= Beginning of Section =
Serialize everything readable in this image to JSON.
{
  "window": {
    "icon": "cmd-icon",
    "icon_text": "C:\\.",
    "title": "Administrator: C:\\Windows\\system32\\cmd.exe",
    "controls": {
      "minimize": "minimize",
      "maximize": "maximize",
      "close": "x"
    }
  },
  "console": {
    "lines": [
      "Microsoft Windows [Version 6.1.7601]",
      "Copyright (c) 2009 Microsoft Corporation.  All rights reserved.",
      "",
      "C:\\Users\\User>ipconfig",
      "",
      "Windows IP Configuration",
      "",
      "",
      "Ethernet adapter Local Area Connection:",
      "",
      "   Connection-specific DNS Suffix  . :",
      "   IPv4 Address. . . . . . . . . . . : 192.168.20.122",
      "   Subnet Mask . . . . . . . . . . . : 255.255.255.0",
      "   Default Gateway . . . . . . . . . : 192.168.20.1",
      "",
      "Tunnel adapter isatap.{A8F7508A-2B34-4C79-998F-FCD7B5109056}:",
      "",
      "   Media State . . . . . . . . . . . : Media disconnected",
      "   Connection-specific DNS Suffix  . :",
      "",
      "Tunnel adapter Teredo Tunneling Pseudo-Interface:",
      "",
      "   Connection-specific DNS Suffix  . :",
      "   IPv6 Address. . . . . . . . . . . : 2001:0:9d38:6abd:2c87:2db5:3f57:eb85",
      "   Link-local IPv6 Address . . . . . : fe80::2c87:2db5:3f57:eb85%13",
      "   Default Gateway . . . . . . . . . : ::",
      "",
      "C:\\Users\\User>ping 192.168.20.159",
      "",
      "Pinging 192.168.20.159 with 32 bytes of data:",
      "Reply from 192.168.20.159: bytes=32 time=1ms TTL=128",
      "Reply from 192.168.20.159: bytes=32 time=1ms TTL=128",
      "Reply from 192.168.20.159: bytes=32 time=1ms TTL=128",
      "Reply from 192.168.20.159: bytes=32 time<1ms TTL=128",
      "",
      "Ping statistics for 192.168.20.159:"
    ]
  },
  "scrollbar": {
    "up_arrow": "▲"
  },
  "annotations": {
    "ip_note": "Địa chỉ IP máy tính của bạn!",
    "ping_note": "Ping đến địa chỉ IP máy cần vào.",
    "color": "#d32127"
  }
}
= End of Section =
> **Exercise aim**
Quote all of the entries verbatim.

> **Answer to the exercise**
Serialize everything readable in this image to JSON.
{
  "window": {
    "icon": "cmd-icon",
    "icon_text": "C:\\.",
    "title": "Administrator: C:\\Windows\\system32\\cmd.exe",
    "controls": {
      "minimize": "minimize",
      "maximize": "maximize",
      "close": "x"
    }
  },
  "console": {
    "lines": [
      "Microsoft Windows [Version 6.1.7601]",
      "Copyright (c) 2009 Microsoft Corporation.  All rights reserved.",
      "",
      "C:\\Users\\User>ipconfig",
      "",
      "Windows IP Configuration",
      "",
      "",
      "Ethernet adapter Local Area Connection:",
      "",
      "   Connection-specific DNS Suffix  . :",
      "   IPv4 Address. . . . . . . . . . . : 192.168.20.122",
      "   Subnet Mask . . . . . . . . . . . : 255.255.255.0",
      "   Default Gateway . . . . . . . . . : 192.168.20.1",
      "",
      "Tunnel adapter isatap.{A8F7508A-2B34-4C79-998F-FCD7B5109056}:",
      "",
      "   Media State . . . . . . . . . . . : Media disconnected",
      "   Connection-specific DNS Suffix  . :",
      "",
      "Tunnel adapter Teredo Tunneling Pseudo-Interface:",
      "",
      "   Connection-specific DNS Suffix  . :",
      "   IPv6 Address. . . . . . . . . . . : 2001:0:9d38:6abd:2c87:2db5:3f57:eb85",
      "   Link-local IPv6 Address . . . . . : fe80::2c87:2db5:3f57:eb85%13",
      "   Default Gateway . . . . . . . . . : ::",
      "",
      "C:\\Users\\User>ping 192.168.20.159",
      "",
      "Pinging 192.168.20.159 with 32 bytes of data:",
      "Reply from 192.168.20.159: bytes=32 time=1ms TTL=128",
      "Reply from 192.168.20.159: bytes=32 time=1ms TTL=128",
      "Reply from 192.168.20.159: bytes=32 time=1ms TTL=128",
      "Reply from 192.168.20.159: bytes=32 time<1ms TTL=128",
      "",
      "Ping statistics for 192.168.20.159:"
    ]
  },
  "scrollbar": {
    "up_arrow": "▲"
  },
  "annotations": {
    "ip_note": "Địa chỉ IP máy tính của bạn!",
    "ping_note": "Ping đến địa chỉ IP máy cần vào.",
    "color": "#d32127"
  }
}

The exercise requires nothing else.